Wedge says ACT riders impact the local economy by spending their money in the neighborhood rather than driving to the next town to shop.

Buses don’t stop for a pandemic

The pandemic may have forced some changes on the ACT system, but buses never stopped rolling for essential services and medical appointments. 

“We made sure our senior and disability populations had access to food and essential services through the lockdown,” Wedge says.

To achieve social distancing requirements, passenger numbers are limited to the driver and  three riders. Front and rear windows remain slightly open to increase air flow, and fold-down seats behind the driver are locked in a no-ride position to keep passengers and driver distanced as much as possible. 

Riders and drivers faithfully wear masks and, in addition to the normal cleaning and sanitization, drivers do a midday cleaning and wipe-down. Sneeze guards have also been installed.

Since rider limits are temporarily in place, more ride requests must be declined. Fortunately, total ride request numbers have decreased since public health measures were implemented in March.

Through a partnership with Area Council on Aging, ACT drivers were tasked with delivering food boxes through the USDA’s Farmers to Families program, which provided emergency food resources to families in need. ACT drivers were delighted to deliver several boxes to seniors who signed up to receive a box of fresh, local foods.

Service gaps and future needs

Iciek, formerly of Kentwood, was a regular on The Rapid, which provides public transportation for Grand Rapids and surrounding communities. He had an active social life with friends and enjoyed church activities. The limited amount of public transportation service he found upon his return to Allegan County was surprising and disappointing. 

He can recall the last movie he saw, in spring 2019, before ACT ended the practice of multi-stop trips for individual riders. He misses church activities most, since they take place on evenings and weekends, when ACT does not operate.

Weekend bus service could fill a need for those seeking transportation to employment, recreational activities, medical errands, and religious functions. Evening and late afternoon service could benefit rehabilitation providers, nursing homes, drug treatment centers, probation and parole clients, school of choice and after-school programs.

Because people are not daily riders on public transportation, Wedge says, most people just don’t think about it. 

“But it is so much more than providing service for senior and disability communities,” he says. “It is providing transportation for after-school programs, for the single parent trying to complete a GED and better their status to upgrade their family and income.

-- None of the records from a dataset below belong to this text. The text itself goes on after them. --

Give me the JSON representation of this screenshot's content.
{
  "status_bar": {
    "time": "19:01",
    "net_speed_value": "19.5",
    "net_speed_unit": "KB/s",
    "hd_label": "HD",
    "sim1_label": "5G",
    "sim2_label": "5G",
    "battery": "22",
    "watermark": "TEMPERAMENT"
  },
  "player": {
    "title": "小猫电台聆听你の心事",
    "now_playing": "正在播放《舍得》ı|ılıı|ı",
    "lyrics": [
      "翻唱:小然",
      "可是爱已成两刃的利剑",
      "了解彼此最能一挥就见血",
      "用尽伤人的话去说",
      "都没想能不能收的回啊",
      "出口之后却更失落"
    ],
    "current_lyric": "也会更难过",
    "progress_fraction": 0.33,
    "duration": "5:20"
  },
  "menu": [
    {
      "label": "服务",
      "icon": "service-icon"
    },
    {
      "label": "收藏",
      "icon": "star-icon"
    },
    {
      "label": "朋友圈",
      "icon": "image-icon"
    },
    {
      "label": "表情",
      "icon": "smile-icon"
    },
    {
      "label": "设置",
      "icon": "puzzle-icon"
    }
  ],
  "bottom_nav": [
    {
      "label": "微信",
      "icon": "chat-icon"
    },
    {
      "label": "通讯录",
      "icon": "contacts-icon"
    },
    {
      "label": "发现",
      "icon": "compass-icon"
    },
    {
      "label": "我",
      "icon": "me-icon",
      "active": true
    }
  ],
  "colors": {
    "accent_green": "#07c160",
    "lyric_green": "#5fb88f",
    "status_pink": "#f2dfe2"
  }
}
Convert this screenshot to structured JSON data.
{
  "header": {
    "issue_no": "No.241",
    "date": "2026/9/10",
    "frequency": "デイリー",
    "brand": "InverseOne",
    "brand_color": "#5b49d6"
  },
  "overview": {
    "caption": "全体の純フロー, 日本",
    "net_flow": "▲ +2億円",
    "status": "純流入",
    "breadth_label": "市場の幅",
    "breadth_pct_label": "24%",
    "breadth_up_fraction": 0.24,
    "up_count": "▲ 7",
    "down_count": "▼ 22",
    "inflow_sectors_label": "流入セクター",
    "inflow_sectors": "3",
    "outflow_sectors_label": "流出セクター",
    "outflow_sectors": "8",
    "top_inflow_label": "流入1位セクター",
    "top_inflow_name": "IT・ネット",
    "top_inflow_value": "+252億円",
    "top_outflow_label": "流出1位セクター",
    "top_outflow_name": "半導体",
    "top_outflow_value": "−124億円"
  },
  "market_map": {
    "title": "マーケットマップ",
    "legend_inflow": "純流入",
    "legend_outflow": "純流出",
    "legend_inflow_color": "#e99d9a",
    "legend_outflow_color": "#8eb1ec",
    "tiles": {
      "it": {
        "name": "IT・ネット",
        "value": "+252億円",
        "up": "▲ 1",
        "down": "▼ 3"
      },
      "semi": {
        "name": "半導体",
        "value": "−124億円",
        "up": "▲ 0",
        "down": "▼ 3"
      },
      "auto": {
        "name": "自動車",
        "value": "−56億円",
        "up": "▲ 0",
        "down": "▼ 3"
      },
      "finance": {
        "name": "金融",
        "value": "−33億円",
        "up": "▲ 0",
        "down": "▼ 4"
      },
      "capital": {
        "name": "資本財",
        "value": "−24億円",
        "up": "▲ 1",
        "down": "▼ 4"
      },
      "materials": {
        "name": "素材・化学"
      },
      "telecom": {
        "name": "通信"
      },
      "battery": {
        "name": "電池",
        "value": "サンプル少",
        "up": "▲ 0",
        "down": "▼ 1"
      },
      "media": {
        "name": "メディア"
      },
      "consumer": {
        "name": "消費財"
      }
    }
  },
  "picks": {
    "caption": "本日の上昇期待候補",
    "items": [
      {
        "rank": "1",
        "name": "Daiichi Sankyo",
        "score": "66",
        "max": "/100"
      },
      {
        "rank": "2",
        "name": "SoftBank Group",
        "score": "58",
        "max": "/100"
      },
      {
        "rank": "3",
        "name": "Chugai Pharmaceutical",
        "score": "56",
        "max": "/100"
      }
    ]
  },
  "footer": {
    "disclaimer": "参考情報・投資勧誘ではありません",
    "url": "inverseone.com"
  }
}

“I compare it to the fire service. You never want the fire service to show up at your door, but if your house is on fire, you are sure glad it’s there. I think public transportation is that type of service. You never know when you or a family member needs that service until it impacts you.”

Read more articles by Bev Berens.